Iowa Wrongful Death Lawyer

Wrongful Death Lawsuits

Dealing with the death of a loved one is never easy, and at VanDerGinst Law, we know how difficult it can be to think about filing a lawsuit when you are grappling with the unexpected death of a spouse, parent, or another family member.

Yet filing a wrongful death claim can help you to seek financial compensation for the loss of your loved one, and it can also allow you to hold the responsible party accountable for his or her actions that resulted in your family member’s death.

Wrongful death lawsuits can be extremely challenging, but they also can bring some closure.

A compassionate attorney can answer your questions about filing a claim.

What Is Considered a Wrongful Death in Iowa?

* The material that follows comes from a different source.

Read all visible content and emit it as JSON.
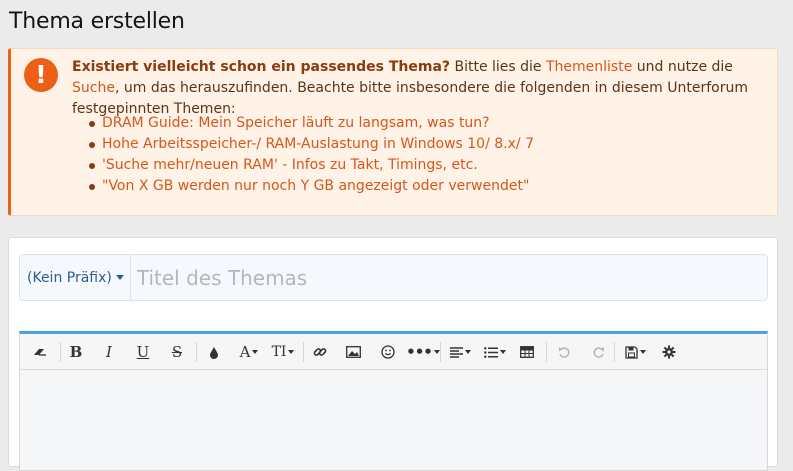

Iowa has multiple statutory laws concerning wrongful death claims. The specific law varies depending upon whether the plaintiff is filing a claim related to the death of a spouse or parent (IA Code § 613.15), or to the death of another party.

How does Iowa law define a wrongful death?

In short, a wrongful death claim is very similar to a personal injury lawsuit.

It is a type of civil claim that allows a plaintiff to seek financial compensation from the party who is responsible for causing injury and loss.

In a personal injury lawsuit, the plaintiff is the person who actually suffered the injuries.

In a wrongful death claim, the law recognizes that the injured person is no longer able to file a claim on her own behalf and allows a personal representative of the deceased—usually a close family member—to “step into the shoes” of the deceased person in order to file a claim.

Common Causes of Wrongful Death

Most grounds for wrongful death claims are similar to those that result in personal injury lawsuits.

There are many different causes of a wrongful death, including but not limited to:

Damages in a Wrongful Death Claim

Damages may be recovered in a wrongful death lawsuit on behalf of the deceased’s spouse, children, parents, and certain other family members.

In some cases, other parties may be entitled to damages.

Common damages in such a claim include both economic and non-economic damages, which are both types of compensatory damages that compensate for losses.

Examples of losses that can result in compensation include but are not limited to:

  • Medical bills from injuries sustained prior to the deceased’s death;
  • Lost wages while the deceased was still alive but unable to work;
  • Lost future wages as a result of the deceased’s death;
  • Burial expenses;
  • Support for the deceased’s spouse;
  • Support for the deceased’s children; and
  • Loss of consortium.

Contact an Iowa Wrongful Death Attorney

Under Iowa law, families typically have two years from the date of the deceased’s death to file a wrongful death lawsuit.

An experienced and compassionate lawyer can discuss your case with you today.

Contact VanDerGinst Law at 800-797-5391 for more information about the services we provide to clients and their families in Iowa.

The information contained on this website is presented by VanDerGinst Law P.C. It is not intended nor should it be construed as professional legal advice. The information is general in nature about the Firm, the scope of services we offer, and our community outreach, it is not legal advice. Please contact us by phone, email, mail, or via this website for inquiries. Contacting us does not create an attorney-client relationship. Please contact a personal injury attorney for a consultation regarding your situation. This website is not intended to solicit clients outside the State of Iowa and/or the State of Illinois.